I love platform heels, but some styles…both old and new, are ridiculous. When the platform is so high, and made of something with no give to it, or has no heel on it, the woman wearing the heel really can’t even walk by themselves. And believe me, I would need help too, and I’m used to platforms. It’s just that these aren’t platforms. No, they are stilts!! Platforms have been a tradition for a very long time in Europe, clear back to the 17th century, and then they were out of fashion until the 20th century. Really, it wasn’t until Ferragamo reintroduced them in the 1930s that platforms came back in style. In 2009, an exhibition was organized, with an accompanying catalog on the topic of these elevating shoes, titled “On A Pedestal: From Renaissance Chopines to Baroque Heels.” Chopines, which were also known as zoccoli or pianelle, are a platform shoe up to 20 inches high. Of course, those who wore them required the help of servants so that they didn’t fall flat on their face…in the name of fashion. The idea of chopines, besides being a fashion statement, was to protect the wearer’s clothes from street mud. Never mind the servant’s clothes, and really, why did they have to go out in the mud anyway? They were aristocrats, couldn’t someone just carry them on a platform chair, or run their errand for them. Whatever the case may be, I will not be buying a pair of these crazy stilt platforms, should they ever come into style again.

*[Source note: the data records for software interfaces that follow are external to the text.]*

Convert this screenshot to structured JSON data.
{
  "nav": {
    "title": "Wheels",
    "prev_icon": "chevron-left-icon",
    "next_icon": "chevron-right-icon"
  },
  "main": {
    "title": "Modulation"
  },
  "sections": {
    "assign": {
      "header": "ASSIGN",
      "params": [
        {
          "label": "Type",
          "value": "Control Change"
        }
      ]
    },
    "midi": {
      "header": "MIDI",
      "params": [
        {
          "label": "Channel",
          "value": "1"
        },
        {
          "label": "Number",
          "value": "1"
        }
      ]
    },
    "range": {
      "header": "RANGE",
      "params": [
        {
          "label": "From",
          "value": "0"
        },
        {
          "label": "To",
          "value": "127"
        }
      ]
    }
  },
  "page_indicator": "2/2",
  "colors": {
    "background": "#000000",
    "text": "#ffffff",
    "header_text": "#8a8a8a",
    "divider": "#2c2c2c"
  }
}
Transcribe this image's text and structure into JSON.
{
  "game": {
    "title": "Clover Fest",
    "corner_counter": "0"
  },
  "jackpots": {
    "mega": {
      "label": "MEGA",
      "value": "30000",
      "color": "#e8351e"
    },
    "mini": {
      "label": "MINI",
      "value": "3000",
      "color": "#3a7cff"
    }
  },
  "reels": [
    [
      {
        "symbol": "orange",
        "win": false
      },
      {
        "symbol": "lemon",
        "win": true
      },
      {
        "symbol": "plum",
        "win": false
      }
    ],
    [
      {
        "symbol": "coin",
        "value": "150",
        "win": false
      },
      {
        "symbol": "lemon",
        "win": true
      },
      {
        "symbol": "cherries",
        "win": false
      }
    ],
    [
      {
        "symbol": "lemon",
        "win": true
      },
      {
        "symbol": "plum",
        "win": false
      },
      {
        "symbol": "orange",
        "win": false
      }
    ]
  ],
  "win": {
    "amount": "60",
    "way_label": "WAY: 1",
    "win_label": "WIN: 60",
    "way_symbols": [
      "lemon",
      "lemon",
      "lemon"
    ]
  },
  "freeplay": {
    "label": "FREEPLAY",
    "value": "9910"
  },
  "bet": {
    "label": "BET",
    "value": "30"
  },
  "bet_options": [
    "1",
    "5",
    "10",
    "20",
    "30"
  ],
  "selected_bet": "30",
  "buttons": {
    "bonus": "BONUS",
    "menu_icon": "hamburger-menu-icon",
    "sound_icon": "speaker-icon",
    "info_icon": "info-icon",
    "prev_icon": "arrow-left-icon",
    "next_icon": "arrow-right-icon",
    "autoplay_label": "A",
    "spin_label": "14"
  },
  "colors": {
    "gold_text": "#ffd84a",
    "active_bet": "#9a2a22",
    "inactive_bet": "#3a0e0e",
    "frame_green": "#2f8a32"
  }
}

I do love my many styles of shoes, and my platforms are among the favorites, but I draw the line at about a 3 inch platform. Much more than that, and I not only have difficulty walking, but I end up taller than everyone around me, and for me that is just too odd. I am used to being one of the “wee ones,” as my niece Kellie Hadlock calls me, and that’s ok with me. I never wanted to be tall anyway. I’ll let my platforms make me look tall. I’m good with that!!